In this Reading, we also hear St. Paul mentioning that he carried the marks of Jesus branded on his body. This does not mean that Paul had the marks of the cross of Christ on his body. Paul in fact was referring to all the suffering that he had to endure for Christ, and he believes that this fills him with no regrets but rather a deep peace and satisfaction and wishes everyone the same - “Peace and mercy be to all.”

The Gospel and the other readings tell us that we too have the task to proclaim the Kingdom. Like those seventy persons we too are called to proclaim that the Kingdom of God is at hand, and this has to be done through our lives. It is necessary for us, therefore, to lend a listening ear to the sick and lonely, helpless and elderly and give them that consolation and healing. We have to give them the peace of Jesus.
The call of Jesus continues to come to us even today in our world and our task as Christians is to be bringers of peace to everyone we meet and everything we do - “LORD MAKE ME A CHANNEL OF YOUR PEACE.” Of course, we need that peace and inner security within ourselves first of all. It is a peace that a close following of Jesus can bring. It is a peace that our conventional society, wracked as it is with so many externally-caused stresses and fears and ambitions, seldom seems to know. Let Peace be our greeting and Peace be our hallmark. Peace is the sign of the presence of God’s kingdom. May the God of peace be in our hearts and in our homes today and every day. And this is the Good News of today.

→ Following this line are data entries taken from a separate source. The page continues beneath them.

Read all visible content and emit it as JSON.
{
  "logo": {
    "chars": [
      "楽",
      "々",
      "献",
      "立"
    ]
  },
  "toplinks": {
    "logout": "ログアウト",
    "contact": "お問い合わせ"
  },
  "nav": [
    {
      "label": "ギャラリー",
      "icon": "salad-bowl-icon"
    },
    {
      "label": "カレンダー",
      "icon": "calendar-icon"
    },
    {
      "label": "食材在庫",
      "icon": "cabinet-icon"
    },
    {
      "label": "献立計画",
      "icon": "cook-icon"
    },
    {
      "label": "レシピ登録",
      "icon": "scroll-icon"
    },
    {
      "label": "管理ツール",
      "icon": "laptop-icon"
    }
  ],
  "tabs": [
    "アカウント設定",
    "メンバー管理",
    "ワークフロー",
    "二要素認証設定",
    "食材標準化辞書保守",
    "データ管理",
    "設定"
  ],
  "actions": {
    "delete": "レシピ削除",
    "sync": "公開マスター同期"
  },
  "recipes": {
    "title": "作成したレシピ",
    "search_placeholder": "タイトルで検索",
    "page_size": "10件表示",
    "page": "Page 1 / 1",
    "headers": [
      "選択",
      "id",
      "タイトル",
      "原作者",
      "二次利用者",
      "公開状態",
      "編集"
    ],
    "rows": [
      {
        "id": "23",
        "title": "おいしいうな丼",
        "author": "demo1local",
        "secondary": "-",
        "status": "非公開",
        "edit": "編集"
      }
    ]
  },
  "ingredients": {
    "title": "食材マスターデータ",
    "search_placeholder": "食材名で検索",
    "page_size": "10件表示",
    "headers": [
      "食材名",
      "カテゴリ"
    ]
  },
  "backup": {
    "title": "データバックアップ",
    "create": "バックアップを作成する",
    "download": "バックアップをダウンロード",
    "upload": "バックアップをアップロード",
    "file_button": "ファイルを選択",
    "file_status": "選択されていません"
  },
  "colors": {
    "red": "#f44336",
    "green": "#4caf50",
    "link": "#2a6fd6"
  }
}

1 comment:

  1. Outstanding homily Father! Thank you for sharing your insights. It is OK I may borrow some of it for the Weekly Reflection on my blog (with attribution of course).

    W. Ockham